During the Gilded Age, American publishers met the needs of social climbers aspiring to emulate their betters by producing endless etiquette manuals, so did small presses meet the aspirations of newly wealthy blacks surging into the enclaves formerly preserved for the black elite. These etiquette books addressed the unique situation in which black Americans were placed, for while the authors stressed the importance of good manners and breeding, they also emphasized the need to repudiate the common perceptions of blacks and their “natural” behavior.
Of this period, two books remain extant:
The Colored Girl Beautiful (1916) by E. Azalia Hackley
Hackley, a classical singer who studied voice in Europe, “championed the use of African-American spirituals among her own people as a tool for social change.” According to the manual, The Colored Girl Beautiful was compiled from talks given to girls in colored boarding schools across the United States.

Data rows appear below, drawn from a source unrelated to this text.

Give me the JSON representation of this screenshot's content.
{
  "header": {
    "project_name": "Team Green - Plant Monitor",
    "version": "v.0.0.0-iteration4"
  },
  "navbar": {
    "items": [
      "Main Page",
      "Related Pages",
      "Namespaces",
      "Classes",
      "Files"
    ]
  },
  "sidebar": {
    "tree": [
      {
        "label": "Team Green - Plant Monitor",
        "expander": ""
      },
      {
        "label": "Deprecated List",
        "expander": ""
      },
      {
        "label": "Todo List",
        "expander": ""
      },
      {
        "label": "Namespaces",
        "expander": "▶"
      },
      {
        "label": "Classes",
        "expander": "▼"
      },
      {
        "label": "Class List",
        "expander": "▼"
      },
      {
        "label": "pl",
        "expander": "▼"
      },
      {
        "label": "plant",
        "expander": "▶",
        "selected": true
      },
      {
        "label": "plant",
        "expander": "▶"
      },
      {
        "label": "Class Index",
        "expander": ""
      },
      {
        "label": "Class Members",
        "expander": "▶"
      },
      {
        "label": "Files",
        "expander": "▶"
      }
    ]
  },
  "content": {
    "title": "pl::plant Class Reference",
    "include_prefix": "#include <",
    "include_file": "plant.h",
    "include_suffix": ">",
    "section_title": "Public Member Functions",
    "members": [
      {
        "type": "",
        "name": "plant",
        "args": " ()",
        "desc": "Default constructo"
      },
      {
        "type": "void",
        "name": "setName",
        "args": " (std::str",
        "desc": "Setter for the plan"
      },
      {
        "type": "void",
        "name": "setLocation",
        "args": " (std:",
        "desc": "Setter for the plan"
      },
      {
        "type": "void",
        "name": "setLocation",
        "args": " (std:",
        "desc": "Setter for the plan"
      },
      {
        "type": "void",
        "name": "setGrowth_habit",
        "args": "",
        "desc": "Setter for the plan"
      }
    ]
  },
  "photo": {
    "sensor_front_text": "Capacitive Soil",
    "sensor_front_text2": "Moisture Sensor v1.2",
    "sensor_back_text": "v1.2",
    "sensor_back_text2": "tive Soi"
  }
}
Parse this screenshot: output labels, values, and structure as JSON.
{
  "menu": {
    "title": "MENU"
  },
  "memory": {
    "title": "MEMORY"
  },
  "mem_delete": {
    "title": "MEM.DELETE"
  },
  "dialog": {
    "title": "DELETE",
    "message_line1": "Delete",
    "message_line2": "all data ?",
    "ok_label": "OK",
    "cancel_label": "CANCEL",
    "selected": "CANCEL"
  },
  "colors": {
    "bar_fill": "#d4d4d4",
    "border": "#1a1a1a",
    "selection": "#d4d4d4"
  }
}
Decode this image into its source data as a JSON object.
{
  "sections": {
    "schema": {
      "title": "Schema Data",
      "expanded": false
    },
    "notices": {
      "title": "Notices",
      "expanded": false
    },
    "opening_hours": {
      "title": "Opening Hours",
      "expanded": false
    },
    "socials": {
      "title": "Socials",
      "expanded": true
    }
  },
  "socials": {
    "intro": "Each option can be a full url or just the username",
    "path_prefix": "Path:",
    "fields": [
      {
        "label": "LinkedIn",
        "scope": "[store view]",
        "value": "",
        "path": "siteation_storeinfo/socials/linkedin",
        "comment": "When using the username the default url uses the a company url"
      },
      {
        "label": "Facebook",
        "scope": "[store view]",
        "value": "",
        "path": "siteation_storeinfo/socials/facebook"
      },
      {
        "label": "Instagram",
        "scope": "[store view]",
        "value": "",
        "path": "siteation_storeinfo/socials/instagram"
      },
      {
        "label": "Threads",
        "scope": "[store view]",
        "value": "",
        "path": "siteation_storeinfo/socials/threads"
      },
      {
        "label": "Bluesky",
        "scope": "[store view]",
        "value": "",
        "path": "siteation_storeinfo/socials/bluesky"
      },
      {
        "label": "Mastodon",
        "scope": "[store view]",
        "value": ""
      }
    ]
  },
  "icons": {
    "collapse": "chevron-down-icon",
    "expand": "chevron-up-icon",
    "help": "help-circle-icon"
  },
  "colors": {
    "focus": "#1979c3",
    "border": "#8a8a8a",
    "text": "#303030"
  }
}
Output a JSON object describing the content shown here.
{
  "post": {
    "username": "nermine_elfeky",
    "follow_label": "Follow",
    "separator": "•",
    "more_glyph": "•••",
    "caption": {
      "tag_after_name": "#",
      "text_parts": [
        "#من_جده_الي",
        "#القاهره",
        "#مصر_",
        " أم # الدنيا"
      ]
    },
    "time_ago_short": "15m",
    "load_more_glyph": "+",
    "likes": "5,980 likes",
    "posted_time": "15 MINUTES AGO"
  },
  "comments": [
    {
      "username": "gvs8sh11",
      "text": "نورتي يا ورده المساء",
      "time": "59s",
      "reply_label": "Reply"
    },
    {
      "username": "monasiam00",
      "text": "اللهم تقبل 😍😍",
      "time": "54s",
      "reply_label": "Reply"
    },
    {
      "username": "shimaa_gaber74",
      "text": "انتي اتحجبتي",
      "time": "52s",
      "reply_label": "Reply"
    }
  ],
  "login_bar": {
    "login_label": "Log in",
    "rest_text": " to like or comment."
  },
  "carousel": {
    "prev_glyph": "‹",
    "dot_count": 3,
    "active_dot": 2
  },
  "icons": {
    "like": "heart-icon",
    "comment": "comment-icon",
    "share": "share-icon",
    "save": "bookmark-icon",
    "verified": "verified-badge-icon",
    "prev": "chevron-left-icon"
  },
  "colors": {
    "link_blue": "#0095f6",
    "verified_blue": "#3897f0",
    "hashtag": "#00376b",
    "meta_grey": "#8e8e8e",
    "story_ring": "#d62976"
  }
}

Though Hackley addresses the spiritual side of black women and their role in the uplift of the race, it is most telling that much of her advice focuses on refuting the notion of black women as harlots and jezebels (an image forced on them to excuse the indignities they faced from white men), and how to navigate being an educated, upwardly mobile young woman in a time where her intelligence and breeding was not appreciated.
To modern eyes, the manual can seem overly conscious of presenting a positive image before whites, but otherwise, regarding gender roles, it is no different than what can be found in etiquette manuals aimed at the general populace.
The National Capitol Code of Etiquette (1920) by Edward S. Green
Less is known of Green, but his etiquette manual includes short stories contrasting mannered and unruly behavior written by Silas X. Floyd, a graduate of Atlanta University and Baptist pastor.
Prior to the Great Migration which drew blacks from the South to northern cities like Chicago or Detroit or New York City, Washington D.C. had long been a mecca for blacks. This book was written at the height of Jim Crow, when blacks of the elite and of the lower classes, were barred from public places of amusement.